The thing that does matter is if you get a shoe for neutral, under, or over pronation.
Pronation is how much your ankle rolls when you run or walk. Women, because we have wider hips, tend to over pronate.
You can get a sense of this too from the wear pattern on your sneakers. Too much wear on the inside is over pronating. More wear on the outside is under pronating. If it’s about the same, you’re neutral.
I think they might have a machine to gauge this at Dick’s Sporting Goods in Bangor if you’re not sure what category you fall into. Anyone who has been there recently — confirm in the comments?
Shoes that need to correct one way or the other tend to be heavier, and if you don’t need the correction it could cause other issues, so I’d err in the side of neutral if you can’t tell. Or bring your worn shoes into the running shop and have the clerk look at them.
And that is how to buy the right sneakers. Personally, I run using Nike Lunarglides. I like them because the lunarlon material is pretty light without sacrificing the cushioning, and have good arch support (I have normal to high arches).
I’ve been wearing this style of shoe since version 4 (they are on 6). Once I found a style of shoe I liked, I just kept replacing it over and over again. In 4.5 years of running I think I am on like, my 8th or 9th pair of this shoe. Once they aren’t adequate for running any more I use them for my lawnmowing/walking/around the house shoes. Or donate them to Goodwill, because depending on the season, they still look new-ish.
Another trick to knowing when to replace your shoes?
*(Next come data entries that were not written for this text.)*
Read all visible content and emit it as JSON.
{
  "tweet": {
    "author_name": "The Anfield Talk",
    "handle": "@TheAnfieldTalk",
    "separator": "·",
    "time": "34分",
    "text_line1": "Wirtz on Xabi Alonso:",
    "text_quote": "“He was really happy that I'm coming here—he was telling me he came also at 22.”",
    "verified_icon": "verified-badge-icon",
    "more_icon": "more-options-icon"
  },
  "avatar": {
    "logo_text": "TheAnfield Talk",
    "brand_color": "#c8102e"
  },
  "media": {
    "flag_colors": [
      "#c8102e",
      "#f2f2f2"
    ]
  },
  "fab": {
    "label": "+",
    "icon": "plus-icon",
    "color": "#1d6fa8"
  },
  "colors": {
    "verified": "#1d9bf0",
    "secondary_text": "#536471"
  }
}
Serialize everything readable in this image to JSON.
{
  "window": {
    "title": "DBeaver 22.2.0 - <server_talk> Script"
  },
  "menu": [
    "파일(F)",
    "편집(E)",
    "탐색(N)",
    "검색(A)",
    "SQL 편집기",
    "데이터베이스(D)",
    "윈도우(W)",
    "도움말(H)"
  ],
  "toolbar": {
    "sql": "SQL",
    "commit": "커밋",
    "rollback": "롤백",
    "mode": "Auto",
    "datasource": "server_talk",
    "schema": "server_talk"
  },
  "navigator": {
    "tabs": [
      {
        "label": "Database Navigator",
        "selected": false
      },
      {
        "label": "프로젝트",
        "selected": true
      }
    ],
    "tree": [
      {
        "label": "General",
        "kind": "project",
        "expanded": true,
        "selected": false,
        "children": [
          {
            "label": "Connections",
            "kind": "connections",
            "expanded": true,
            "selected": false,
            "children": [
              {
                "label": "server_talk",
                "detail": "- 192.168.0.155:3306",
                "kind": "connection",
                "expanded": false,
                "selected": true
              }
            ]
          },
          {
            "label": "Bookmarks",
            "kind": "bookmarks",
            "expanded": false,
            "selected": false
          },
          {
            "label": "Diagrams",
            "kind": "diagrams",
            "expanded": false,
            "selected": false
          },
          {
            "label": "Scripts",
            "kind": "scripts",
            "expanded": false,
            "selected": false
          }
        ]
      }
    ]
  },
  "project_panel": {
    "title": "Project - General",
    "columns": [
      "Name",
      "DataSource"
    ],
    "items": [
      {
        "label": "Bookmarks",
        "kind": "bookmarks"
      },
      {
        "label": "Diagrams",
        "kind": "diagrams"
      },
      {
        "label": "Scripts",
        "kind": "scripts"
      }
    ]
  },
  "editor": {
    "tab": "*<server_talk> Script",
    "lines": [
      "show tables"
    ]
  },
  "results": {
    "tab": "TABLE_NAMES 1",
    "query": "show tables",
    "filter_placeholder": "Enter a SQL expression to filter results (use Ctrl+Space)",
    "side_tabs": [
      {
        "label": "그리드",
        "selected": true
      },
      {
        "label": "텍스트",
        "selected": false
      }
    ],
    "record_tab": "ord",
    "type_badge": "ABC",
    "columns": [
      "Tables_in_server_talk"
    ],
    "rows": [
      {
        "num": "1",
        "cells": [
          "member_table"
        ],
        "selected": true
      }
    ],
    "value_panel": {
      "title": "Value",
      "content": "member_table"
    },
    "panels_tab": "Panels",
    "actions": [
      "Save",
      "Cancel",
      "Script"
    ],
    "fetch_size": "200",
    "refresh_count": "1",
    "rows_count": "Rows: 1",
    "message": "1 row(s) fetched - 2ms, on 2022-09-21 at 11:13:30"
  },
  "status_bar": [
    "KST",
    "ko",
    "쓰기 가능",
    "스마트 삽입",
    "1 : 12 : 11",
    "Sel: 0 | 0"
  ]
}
If you start to feel a nagging pain come on in your knee/hip/shin/calf — do the math as to how many miles you’ve run on those shoes.
Bonus answer to this question: If you’re a woman, I would also invest in a good bra. This is actually just good life advice. It’s also like, the other critical thing I would invest in before I would start running. I used to hate running because I just felt like “everything jiggled.” Then I got a decent supportive bra and realized that it didn’t have to be like that.
How do you find a good bra? You don’t have to pay a lot of money for this, either. Look for one that is for high impact sports and when you try it on, do a few jumping jacks in them. If the girls move around, move on to another one.